Around 15 minutes later, I heard laughter and footsteps as I glanced at my colleagues in attempts to exchange a ‘Hey guys, I’m here, remember me next time’ smile. But they wouldn’t, because as I soon found out from my first coveted work friend, I wasn’t in the office ‘Coffee Time’ Slack channel, and there are only so many times you can invite yourself to something before you seem desperate. So I finally mustered up the courage to ask said friend why I wasn’t invited to coffee runs. She explained it in terms I could finally understand, which were as follows:
When out having a cocktail, many people wouldn’t choose to drink with a teetotaler. Coffee is the daytime, office-appropriate equivalent of alcohol, and the culture surrounding it is very much the same. It wasn’t that my coworkers didn’t like me as a person; it’s that they didn’t want to feel judged. And no matter how hard I tried to voice how few fucks I gave if someone drank coffee, it had nothing to do with me. To the non-coffee drinker, it just looks like a normal daily beverage. To the coffee-addict, it is something to be judged for. It seemed that every time I came on a coffee run someone would comment on ‘how healthy I was’ or ‘how good I am’ simply because I wasn’t into the taste. It felt as if they were projecting judgement of themselves onto me, and I still hadn’t found a way to connect what they saw as their vice with the many I have of my own.
Beyond being an outsider during these daily bonding moments and to countless coffee memes, what really got to me was the casual brainstorming sessions I was missing out on—which brings me to the third issue with not drinking coffee: missed opportunities. As someone who has started a career in the editorial world, creative conversing is everything. The ‘a-ha moments’ that spawn the next issue’s cover story are rare and not to be missed. I learned the hard way that a lot of these decisions are made over cups of coffee.
As I was walking through the office one day, I overheard (well, eavesdropped on) a conversation between two coworkers on the edit team. They were fleshing out the details of an incredible idea they had, a celebrity exposé for the next issue’s cover story, conceived during their recent caffeine run. I unapologetically chimed in, inquiring about the celebrity behind said great idea only to get hit with a retort of, ‘Oh, we’ve got this—don’t worry about it.’ I desperately wanted to worry about it. But I wasn’t there when the idea was born, so in their eyes, I didn’t have equal input.

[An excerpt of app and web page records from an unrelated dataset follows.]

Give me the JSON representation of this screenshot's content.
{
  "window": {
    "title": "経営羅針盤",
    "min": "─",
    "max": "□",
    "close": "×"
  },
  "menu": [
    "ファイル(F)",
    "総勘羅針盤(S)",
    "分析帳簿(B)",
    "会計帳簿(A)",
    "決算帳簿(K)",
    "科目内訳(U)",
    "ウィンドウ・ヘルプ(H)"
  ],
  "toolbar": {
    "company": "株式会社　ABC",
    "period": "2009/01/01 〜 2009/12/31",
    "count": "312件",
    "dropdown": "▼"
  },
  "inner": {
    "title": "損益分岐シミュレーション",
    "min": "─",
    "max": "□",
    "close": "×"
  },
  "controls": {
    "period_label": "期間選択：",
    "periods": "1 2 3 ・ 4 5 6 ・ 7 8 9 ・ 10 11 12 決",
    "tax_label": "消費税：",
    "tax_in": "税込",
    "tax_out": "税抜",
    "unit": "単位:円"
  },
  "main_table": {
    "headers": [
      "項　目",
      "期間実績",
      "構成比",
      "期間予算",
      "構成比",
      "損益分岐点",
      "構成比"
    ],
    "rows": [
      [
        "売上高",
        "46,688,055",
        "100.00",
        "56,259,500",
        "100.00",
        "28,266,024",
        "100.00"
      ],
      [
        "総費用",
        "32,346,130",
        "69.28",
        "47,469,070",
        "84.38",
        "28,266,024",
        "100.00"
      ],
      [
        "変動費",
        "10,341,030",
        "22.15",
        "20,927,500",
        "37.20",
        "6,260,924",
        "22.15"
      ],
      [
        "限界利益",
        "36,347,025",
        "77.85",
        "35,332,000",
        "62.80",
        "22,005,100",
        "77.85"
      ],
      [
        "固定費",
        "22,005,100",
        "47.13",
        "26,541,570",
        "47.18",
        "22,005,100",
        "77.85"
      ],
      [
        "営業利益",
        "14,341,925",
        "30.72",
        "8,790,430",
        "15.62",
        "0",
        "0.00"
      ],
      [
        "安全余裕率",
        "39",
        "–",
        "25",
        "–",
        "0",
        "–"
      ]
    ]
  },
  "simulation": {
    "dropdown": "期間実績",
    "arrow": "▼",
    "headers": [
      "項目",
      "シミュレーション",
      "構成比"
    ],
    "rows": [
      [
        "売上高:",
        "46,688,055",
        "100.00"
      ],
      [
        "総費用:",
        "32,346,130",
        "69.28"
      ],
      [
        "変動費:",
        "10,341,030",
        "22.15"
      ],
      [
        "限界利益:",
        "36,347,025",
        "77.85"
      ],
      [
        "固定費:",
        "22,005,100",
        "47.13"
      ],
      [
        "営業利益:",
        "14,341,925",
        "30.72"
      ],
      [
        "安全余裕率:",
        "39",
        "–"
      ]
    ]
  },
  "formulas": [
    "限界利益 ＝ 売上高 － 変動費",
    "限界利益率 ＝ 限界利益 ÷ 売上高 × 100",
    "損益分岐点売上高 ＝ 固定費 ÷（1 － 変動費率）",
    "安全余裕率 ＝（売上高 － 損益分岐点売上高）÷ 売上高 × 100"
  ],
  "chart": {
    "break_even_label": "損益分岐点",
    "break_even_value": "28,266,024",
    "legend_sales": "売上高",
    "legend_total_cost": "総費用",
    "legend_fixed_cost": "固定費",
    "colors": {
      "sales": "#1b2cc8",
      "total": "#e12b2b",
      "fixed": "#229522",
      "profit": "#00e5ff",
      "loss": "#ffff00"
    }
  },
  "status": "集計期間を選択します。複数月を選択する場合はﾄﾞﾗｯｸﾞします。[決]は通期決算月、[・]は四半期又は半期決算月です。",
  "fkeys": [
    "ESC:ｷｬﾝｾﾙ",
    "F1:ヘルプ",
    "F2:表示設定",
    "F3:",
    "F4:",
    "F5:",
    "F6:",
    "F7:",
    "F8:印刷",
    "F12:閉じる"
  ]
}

It was at that moment that I decided I could either force myself to like the taste of coffee, move to Los Angeles, or put in the extra effort to bond in other ways.
And in regards to the latter, I realized that all I would need to do is find another consistent avenue of relatability. Friendships and acquaintances fall into categories of shared interests: In the morning, the caffeine enthusiasts meet for coffee; the office lushes go to happy hour; the slaves to garbage TV convene to chat about the latest episodes of their preferred reality soap opera, and so on. Bonding is just about having a mutual vice that gives you an excuse to hang out, something to talk about, and a semblance of insight into your taste in things.
Lucky for me, I watch The Bachelor.